Harnessing the research and scientific brainpower needed to treat and prevent the next pandemic is the goal of a new consortium of University of California campuses and national laboratories. Named ATTACK, the group integrates expertise and resources from UC campuses at Los Angeles, San Diego, Davis, Berkeley, Irvine and Riverside; the Lawrence Livermore and Sandia National Laboratories and 13 industry partners.
“Putting such expertise under one roof will help alleviate much of the silos that have plagued previous antiviral drug development,” said Brigitte Gomperts, professor of pediatrics and pulmonary medicine and a center director and principal investigator of a recent ATTACK consortium proposal to develop antiviral drugs to treat and prevent future pandemics.
The ultimate, overall goal is to be prepared for the next pandemic, Gomperts said.
Participating researchers from UC Davis include: Satya Dandekar, Jeremy Chien, Kit Lam, Ruiwu Liu, Chun-Yi Wu and Michael Rogawski, School of Medicine; Kent Lloyd, School of Medicine and Mouse Biology Program; Lark Coffey, School of Veterinary Medicine; Chris Miller, School of Veterinary Medicine and Center for Immunology and Infectious Diseases; Priya Shah, College of Engineering; and Koen Van Rompay, California National Primate Research Center.
Collaboration and expertise
When the next pandemic arrives is a matter of when, not if, according to the researchers.

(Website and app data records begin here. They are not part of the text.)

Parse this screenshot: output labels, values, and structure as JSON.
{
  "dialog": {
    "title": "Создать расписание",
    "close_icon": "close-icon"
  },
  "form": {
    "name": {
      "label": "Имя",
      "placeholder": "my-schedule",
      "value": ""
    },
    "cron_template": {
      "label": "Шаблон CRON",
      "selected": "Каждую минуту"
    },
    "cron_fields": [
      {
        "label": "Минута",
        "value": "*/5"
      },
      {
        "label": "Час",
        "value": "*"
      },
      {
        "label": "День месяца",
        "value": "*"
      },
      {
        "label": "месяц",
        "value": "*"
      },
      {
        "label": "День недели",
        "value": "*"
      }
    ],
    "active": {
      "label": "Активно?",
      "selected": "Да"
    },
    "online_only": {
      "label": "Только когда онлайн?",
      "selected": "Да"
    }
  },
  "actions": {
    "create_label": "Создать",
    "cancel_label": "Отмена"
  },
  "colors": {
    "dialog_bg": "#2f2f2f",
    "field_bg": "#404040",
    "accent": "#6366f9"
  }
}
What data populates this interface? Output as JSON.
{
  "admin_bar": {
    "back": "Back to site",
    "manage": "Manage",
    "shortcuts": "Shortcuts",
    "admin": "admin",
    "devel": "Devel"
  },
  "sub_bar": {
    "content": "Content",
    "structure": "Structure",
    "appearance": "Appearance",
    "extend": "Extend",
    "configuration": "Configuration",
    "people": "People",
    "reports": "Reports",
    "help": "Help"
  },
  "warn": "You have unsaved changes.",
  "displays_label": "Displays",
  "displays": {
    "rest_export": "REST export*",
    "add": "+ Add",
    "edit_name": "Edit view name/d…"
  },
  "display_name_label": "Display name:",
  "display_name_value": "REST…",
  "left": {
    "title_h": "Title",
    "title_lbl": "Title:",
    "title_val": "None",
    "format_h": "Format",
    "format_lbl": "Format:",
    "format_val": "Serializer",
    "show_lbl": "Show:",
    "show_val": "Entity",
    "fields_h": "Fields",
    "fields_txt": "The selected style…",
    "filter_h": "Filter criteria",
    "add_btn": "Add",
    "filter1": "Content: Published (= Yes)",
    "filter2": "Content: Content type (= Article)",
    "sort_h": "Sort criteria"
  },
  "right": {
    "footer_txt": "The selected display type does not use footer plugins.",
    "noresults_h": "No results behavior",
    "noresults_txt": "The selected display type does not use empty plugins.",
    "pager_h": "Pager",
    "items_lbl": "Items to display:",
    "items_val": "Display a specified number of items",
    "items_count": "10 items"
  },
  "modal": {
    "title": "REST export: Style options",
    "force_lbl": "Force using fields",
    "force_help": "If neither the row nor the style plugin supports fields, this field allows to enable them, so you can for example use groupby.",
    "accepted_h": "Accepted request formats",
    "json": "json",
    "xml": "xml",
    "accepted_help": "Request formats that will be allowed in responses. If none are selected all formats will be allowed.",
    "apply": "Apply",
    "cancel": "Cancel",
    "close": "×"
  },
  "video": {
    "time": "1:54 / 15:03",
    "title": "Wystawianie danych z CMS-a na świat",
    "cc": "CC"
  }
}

The ATTACK Consortium is bringing together the top minds across drug discovery and development and actively seeking additional funding opportunities to expand the scope of their work.
Fifty researchers in antiviral drug development recently gathered in-person and virtually at the California NanoSystems Institute at UCLA to extend the robust collaboration of research, resources and support.
“The ATTACK Consortium is bringing ideas from the bench to the bedside through motivation, collaboration and trust,” said David Smith, an infectious disease physician, professor of medicine at UCSD, and a center director and principal investigator for the group. “We have partners as part of the consortium who can move ideas and discoveries to the clinic through their expertise and abilities and that is enabling us to work at a quick pace.”
The ATTACK Consortium meeting has allowed new collaborations and experiments to get off the ground. The group has quickly developed a pipeline to take antiviral therapies from discovery through pre-clinical testing and entering human trials.
“We have picked up the ball and we are running with it,” said Smith. “We have learned from past pandemics as far back as the HIV virus 40 years ago and those that have come since (Ebola, Zika, MERS, SARS) and we are better at predicting what viruses may present in the future and the hope of this group is to develop what treatment could be used for them.”
The consortium is organized into five key integrated research projects and four scientific cores. The consortium provides a rigorous pipeline for antiviral drug discovery, identification of specific viral targets and drug optimization with initial work on coronaviruses, enterovirus D68, dengue virus and Nipah virus.
Members of the consortium have already been able to work very quickly to find new potential therapeutic strategies for the omicron variant of SARS-CoV-2. Team members recently finished the characterization of therapeutic nanobodies (a form of antibodies) that have activity against omicron, as well as the previous delta variant. Researchers also found an RNA inhibitor that targets omicron. Both strategies could be foundational for new broadly acting SARS-CoV-2 therapeutics.
National laboratory, industry resources
The speed of collaboration is underscored by support from the national laboratories and industry partners. The Department of Energy’s 17 national labs tackle the critical scientific challenges of our time and possess unique instruments and facilities, many of which are found nowhere else in the world. They address large-scale, complex research and development challenges with a multidisciplinary approach that places an emphasis on translating basic science to innovation.
“The national labs have resources and interest in antiviral drug discovery that adds another dimension to what we can do,” said Robert Damoiseaux, professor of molecular and medical pharmacology and bioengineering at UCLA and director of the Molecular Screening Shared Resource at the CNSI.
Felice Lightstone is the group leader of Biochemical and Biophysical Systems and Associate Program Lead for Medical Counter Measures at Lawrence Livermore National Laboratory.
“The national labs offer not only high-performance computing and BSL-3 (Biosafety level) laboratories for select agent research,” said Lightstone. “We make technologies that can make the drug design process more efficient and more effective.”
The national labs also bridge academia and industry, having a long process of collaboration with nonprofits and government entities.
Nicole Wilkins is director of strategic communications at the California Nanosystems Institute, UCLA.